Saturday, May 5, 2012

Welcome to Earth, Lawson James

Friday morning I was roaming Taurus horoscopes. My great nephew would be a Taurus and I know nothing about The Bull, and was curious about the son beloved Bianca was going to deliver soon. While I was reading, I felt as though someone was leading me, coaxing. My niece had told her doctor that she did not want labor induced - she said her son should choose his one special day. It was an elegant, mature, fantastic statement, and I admired her, more than I do already. So I began to believe that Lawson would choose his day. His mother gave him the power. I chose to honor both the giver and receiver, and believed in Lawson as his own human being, and felt strongly that Friday was the day he would arrive in the world. I went upstairs and told Dad what I'd found. That Taurus is a determined, contented, solidly good human being overall. And Scorpio is the best parent for a Taurus child: they both like cuddling, hugging and touching. Bianca loved to be held when she was a baby. (Later I would tell my sister that was why Bianca was born 2 months early - she needed to be a Scorpio parent to a Taurus son.) May babies are contented and charmed. Taurus doesn't like to be pushed. Dad said he dreamed that Lawson was born on Friday.
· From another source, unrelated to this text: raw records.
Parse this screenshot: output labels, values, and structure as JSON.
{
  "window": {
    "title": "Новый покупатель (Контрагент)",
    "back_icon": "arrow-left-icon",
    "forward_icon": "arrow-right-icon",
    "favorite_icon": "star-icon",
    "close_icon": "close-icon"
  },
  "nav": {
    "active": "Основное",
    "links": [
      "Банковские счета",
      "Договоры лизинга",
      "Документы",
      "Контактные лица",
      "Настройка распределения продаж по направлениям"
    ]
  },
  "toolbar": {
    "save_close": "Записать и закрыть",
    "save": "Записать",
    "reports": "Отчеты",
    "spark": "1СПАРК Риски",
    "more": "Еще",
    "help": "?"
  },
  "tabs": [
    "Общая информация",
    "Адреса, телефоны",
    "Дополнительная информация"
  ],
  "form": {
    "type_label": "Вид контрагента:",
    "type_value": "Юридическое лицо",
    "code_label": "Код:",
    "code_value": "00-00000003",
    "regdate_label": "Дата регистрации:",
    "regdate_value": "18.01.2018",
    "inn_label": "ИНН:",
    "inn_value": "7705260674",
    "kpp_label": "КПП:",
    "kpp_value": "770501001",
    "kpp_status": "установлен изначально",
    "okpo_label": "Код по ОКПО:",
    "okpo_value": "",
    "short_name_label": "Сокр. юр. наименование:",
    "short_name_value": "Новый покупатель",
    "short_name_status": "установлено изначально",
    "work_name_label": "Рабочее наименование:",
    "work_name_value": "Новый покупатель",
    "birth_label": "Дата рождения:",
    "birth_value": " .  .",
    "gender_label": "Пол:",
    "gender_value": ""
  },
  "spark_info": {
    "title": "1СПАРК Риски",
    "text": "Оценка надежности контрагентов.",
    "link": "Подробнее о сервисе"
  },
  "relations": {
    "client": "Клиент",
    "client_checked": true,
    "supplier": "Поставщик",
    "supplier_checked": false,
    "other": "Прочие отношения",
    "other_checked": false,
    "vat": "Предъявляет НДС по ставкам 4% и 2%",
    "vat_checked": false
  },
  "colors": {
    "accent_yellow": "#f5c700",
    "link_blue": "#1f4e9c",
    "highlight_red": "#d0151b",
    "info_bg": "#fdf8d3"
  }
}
That was more confirmation, so I called my sister, the about-to-be grandmother. Couldn't reach her, but know that's not unusual. I knew, though, so I went to the ultimate source of all information - Facebook. And there it was - left for the hospital. Called my other sister because I don't have texting, and I know Carol texts, and forgets I don't. Susan called then after receiving a text message - he's here. I saddled up. First thing - I needed to find The Story of Ferdinand to bring to the new reading dynamic duo - the newest, minutes old - a Taurus. Found the hardcover at a Barnes & Noble near the hospital (the first book I've bought at a Barnes & Noble, so that's new, too.) Bianca has all the books I ever gave her, in pristine condition. I love that. But I also know I bought two of many, because I wanted the baby and toddler to be able to chew, maim, stand on, and throw books, too. Just so long as the child touched the book. Now Bianca will share her books with her son. And I have new books to get for Lawson James. I wandered through the children's book section, looking for familiar cloth, bath, chewable books, but found nothing. The familiar early books, Bianca already has. I touched favorites, remembering. All of Eric Carle. Good Night, Moon. I did not find Jan Pienkowski, but I know Bianca has many of his books. Chicka Chicka Boom Boom I can hardly wait to read to Lawson. And Owl Babies, although I can do Percy's part by heart - I want my mommy! I did happily discover On the Night You Were Born by Nancy Tillman, and it's a beauty. So I wrote on the flyleaf of Ferdinand to both Bianca and her son, and wrote on the flyleaf of Nancy Tillman's book to Lawson himself.  And as Carl, the Henry Ford West Bloomfield volunteer was escorting me to the labor and delivery floor, and I was giddy with all this wonder, I said to Carl, he's 3 hours old, so he can read, yes? And Carl smiled and said, soon enough. On this glorious and singular day of Lawson's birth, my sister and I sat on the couch in the birthing suite (how cool is that?) and Carol asked, so, what is Friday's child? And I said, loving and giving.